[Input records — start]
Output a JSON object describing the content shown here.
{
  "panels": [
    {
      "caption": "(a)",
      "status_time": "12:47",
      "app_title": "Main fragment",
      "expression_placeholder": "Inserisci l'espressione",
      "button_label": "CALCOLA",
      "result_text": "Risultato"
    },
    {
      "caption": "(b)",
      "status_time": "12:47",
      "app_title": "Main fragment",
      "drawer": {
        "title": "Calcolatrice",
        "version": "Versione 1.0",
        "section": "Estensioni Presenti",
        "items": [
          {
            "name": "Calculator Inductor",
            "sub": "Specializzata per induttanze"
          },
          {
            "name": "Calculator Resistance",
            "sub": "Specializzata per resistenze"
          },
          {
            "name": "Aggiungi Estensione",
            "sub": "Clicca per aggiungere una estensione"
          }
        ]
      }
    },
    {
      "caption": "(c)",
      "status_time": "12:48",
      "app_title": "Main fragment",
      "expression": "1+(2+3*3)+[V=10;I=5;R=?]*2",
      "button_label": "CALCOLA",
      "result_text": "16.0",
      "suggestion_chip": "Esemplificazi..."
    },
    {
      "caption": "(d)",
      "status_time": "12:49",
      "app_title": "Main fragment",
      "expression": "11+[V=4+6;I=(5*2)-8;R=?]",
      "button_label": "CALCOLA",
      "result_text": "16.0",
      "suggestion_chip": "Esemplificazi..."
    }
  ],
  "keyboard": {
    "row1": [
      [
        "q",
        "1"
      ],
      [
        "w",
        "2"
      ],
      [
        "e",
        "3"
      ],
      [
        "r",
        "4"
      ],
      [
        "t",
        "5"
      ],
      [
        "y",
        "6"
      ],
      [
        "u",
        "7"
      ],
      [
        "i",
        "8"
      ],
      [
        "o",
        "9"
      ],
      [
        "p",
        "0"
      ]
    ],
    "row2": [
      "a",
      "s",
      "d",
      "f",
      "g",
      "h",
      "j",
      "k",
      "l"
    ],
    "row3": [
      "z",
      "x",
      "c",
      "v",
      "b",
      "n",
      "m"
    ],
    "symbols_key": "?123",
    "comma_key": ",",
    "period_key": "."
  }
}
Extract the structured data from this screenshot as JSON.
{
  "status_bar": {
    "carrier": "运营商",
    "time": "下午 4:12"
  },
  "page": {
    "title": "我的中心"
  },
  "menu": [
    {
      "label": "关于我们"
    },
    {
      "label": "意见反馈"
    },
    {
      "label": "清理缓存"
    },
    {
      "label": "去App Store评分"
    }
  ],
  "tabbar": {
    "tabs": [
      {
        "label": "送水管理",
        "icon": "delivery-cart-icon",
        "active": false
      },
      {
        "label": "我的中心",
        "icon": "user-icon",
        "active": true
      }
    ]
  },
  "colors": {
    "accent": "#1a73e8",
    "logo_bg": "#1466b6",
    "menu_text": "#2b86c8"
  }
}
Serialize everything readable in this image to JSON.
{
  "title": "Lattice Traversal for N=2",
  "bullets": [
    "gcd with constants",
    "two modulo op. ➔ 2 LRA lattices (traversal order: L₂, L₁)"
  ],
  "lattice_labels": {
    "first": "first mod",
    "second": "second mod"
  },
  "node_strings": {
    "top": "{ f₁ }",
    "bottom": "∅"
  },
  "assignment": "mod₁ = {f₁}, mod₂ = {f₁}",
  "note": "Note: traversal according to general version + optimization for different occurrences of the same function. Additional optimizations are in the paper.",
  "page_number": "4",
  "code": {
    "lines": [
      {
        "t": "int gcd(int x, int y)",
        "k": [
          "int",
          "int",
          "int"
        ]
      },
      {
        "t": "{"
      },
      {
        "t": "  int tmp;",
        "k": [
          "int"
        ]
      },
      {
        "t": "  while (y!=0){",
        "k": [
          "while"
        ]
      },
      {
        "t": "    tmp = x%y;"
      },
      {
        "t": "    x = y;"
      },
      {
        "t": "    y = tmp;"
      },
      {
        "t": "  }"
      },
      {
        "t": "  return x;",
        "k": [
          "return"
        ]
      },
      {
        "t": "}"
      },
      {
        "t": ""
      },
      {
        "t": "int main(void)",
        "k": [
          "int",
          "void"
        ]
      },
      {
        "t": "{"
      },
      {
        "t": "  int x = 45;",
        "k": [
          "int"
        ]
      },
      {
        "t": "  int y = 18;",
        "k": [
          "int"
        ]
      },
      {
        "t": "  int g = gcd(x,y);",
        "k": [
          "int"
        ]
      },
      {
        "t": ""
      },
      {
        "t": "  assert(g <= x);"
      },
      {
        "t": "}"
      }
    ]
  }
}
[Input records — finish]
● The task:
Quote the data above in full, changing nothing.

● Output of the exercise:
Output a JSON object describing the content shown here.
{
  "panels": [
    {
      "caption": "(a)",
      "status_time": "12:47",
      "app_title": "Main fragment",
      "expression_placeholder": "Inserisci l'espressione",
      "button_label": "CALCOLA",
      "result_text": "Risultato"
    },
    {
      "caption": "(b)",
      "status_time": "12:47",
      "app_title": "Main fragment",
      "drawer": {
        "title": "Calcolatrice",
        "version": "Versione 1.0",
        "section": "Estensioni Presenti",
        "items": [
          {
            "name": "Calculator Inductor",
            "sub": "Specializzata per induttanze"
          },
          {
            "name": "Calculator Resistance",
            "sub": "Specializzata per resistenze"
          },
          {
            "name": "Aggiungi Estensione",
            "sub": "Clicca per aggiungere una estensione"
          }
        ]
      }
    },
    {
      "caption": "(c)",
      "status_time": "12:48",
      "app_title": "Main fragment",
      "expression": "1+(2+3*3)+[V=10;I=5;R=?]*2",
      "button_label": "CALCOLA",
      "result_text": "16.0",
      "suggestion_chip": "Esemplificazi..."
    },
    {
      "caption": "(d)",
      "status_time": "12:49",
      "app_title": "Main fragment",
      "expression": "11+[V=4+6;I=(5*2)-8;R=?]",
      "button_label": "CALCOLA",
      "result_text": "16.0",
      "suggestion_chip": "Esemplificazi..."
    }
  ],
  "keyboard": {
    "row1": [
      [
        "q",
        "1"
      ],
      [
        "w",
        "2"
      ],
      [
        "e",
        "3"
      ],
      [
        "r",
        "4"
      ],
      [
        "t",
        "5"
      ],
      [
        "y",
        "6"
      ],
      [
        "u",
        "7"
      ],
      [
        "i",
        "8"
      ],
      [
        "o",
        "9"
      ],
      [
        "p",
        "0"
      ]
    ],
    "row2": [
      "a",
      "s",
      "d",
      "f",
      "g",
      "h",
      "j",
      "k",
      "l"
    ],
    "row3": [
      "z",
      "x",
      "c",
      "v",
      "b",
      "n",
      "m"
    ],
    "symbols_key": "?123",
    "comma_key": ",",
    "period_key": "."
  }
}
Extract the structured data from this screenshot as JSON.
{
  "status_bar": {
    "carrier": "运营商",
    "time": "下午 4:12"
  },
  "page": {
    "title": "我的中心"
  },
  "menu": [
    {
      "label": "关于我们"
    },
    {
      "label": "意见反馈"
    },
    {
      "label": "清理缓存"
    },
    {
      "label": "去App Store评分"
    }
  ],
  "tabbar": {
    "tabs": [
      {
        "label": "送水管理",
        "icon": "delivery-cart-icon",
        "active": false
      },
      {
        "label": "我的中心",
        "icon": "user-icon",
        "active": true
      }
    ]
  },
  "colors": {
    "accent": "#1a73e8",
    "logo_bg": "#1466b6",
    "menu_text": "#2b86c8"
  }
}
Serialize everything readable in this image to JSON.
{
  "title": "Lattice Traversal for N=2",
  "bullets": [
    "gcd with constants",
    "two modulo op. ➔ 2 LRA lattices (traversal order: L₂, L₁)"
  ],
  "lattice_labels": {
    "first": "first mod",
    "second": "second mod"
  },
  "node_strings": {
    "top": "{ f₁ }",
    "bottom": "∅"
  },
  "assignment": "mod₁ = {f₁}, mod₂ = {f₁}",
  "note": "Note: traversal according to general version + optimization for different occurrences of the same function. Additional optimizations are in the paper.",
  "page_number": "4",
  "code": {
    "lines": [
      {
        "t": "int gcd(int x, int y)",
        "k": [
          "int",
          "int",
          "int"
        ]
      },
      {
        "t": "{"
      },
      {
        "t": "  int tmp;",
        "k": [
          "int"
        ]
      },
      {
        "t": "  while (y!=0){",
        "k": [
          "while"
        ]
      },
      {
        "t": "    tmp = x%y;"
      },
      {
        "t": "    x = y;"
      },
      {
        "t": "    y = tmp;"
      },
      {
        "t": "  }"
      },
      {
        "t": "  return x;",
        "k": [
          "return"
        ]
      },
      {
        "t": "}"
      },
      {
        "t": ""
      },
      {
        "t": "int main(void)",
        "k": [
          "int",
          "void"
        ]
      },
      {
        "t": "{"
      },
      {
        "t": "  int x = 45;",
        "k": [
          "int"
        ]
      },
      {
        "t": "  int y = 18;",
        "k": [
          "int"
        ]
      },
      {
        "t": "  int g = gcd(x,y);",
        "k": [
          "int"
        ]
      },
      {
        "t": ""
      },
      {
        "t": "  assert(g <= x);"
      },
      {
        "t": "}"
      }
    ]
  }
}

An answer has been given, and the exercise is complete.